- _WORK ORDER_
Copy, from the data below, each line that has the word "heading".

- _SOURCE INFORMATION_

● ● ●

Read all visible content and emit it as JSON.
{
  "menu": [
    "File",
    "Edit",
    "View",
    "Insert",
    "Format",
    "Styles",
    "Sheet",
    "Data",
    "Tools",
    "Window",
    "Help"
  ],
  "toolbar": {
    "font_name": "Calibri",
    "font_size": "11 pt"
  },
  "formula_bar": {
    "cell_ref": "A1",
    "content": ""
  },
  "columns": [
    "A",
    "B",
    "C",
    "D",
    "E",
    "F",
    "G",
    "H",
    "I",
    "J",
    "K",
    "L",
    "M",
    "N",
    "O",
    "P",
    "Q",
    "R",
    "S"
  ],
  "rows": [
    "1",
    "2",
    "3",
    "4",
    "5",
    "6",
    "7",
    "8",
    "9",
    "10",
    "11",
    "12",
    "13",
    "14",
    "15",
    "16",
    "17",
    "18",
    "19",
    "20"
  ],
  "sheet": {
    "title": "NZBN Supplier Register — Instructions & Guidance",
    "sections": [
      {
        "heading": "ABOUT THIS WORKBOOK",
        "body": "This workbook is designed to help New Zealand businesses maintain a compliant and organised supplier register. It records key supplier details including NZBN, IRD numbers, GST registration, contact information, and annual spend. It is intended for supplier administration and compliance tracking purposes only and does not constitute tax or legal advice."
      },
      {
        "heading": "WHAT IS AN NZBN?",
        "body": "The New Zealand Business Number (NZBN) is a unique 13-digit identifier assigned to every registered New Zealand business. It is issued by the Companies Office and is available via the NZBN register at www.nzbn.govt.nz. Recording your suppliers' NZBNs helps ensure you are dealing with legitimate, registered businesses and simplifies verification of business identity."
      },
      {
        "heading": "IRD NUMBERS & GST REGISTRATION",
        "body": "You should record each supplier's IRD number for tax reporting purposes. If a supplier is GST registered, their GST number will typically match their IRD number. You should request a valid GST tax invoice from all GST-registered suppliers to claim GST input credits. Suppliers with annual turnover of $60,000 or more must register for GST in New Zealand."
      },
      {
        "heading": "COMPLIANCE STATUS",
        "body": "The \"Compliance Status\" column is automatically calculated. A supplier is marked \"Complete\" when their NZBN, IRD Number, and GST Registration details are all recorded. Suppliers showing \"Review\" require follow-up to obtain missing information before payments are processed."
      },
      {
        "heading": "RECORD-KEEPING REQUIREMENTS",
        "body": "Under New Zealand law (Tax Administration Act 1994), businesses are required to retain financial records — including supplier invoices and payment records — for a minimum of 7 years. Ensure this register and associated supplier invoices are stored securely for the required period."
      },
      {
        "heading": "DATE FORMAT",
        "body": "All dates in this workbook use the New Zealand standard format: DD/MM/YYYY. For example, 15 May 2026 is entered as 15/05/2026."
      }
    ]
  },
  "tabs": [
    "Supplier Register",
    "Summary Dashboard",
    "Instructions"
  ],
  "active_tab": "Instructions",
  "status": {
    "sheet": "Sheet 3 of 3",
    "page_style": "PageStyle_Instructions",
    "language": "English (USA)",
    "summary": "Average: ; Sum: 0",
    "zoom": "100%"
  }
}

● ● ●

- _RESPONSE FOR THIS EXERCISE_
        "heading": "ABOUT THIS WORKBOOK",
        "heading": "WHAT IS AN NZBN?",
        "heading": "IRD NUMBERS & GST REGISTRATION",
        "heading": "COMPLIANCE STATUS",
        "heading": "RECORD-KEEPING REQUIREMENTS",
        "heading": "DATE FORMAT",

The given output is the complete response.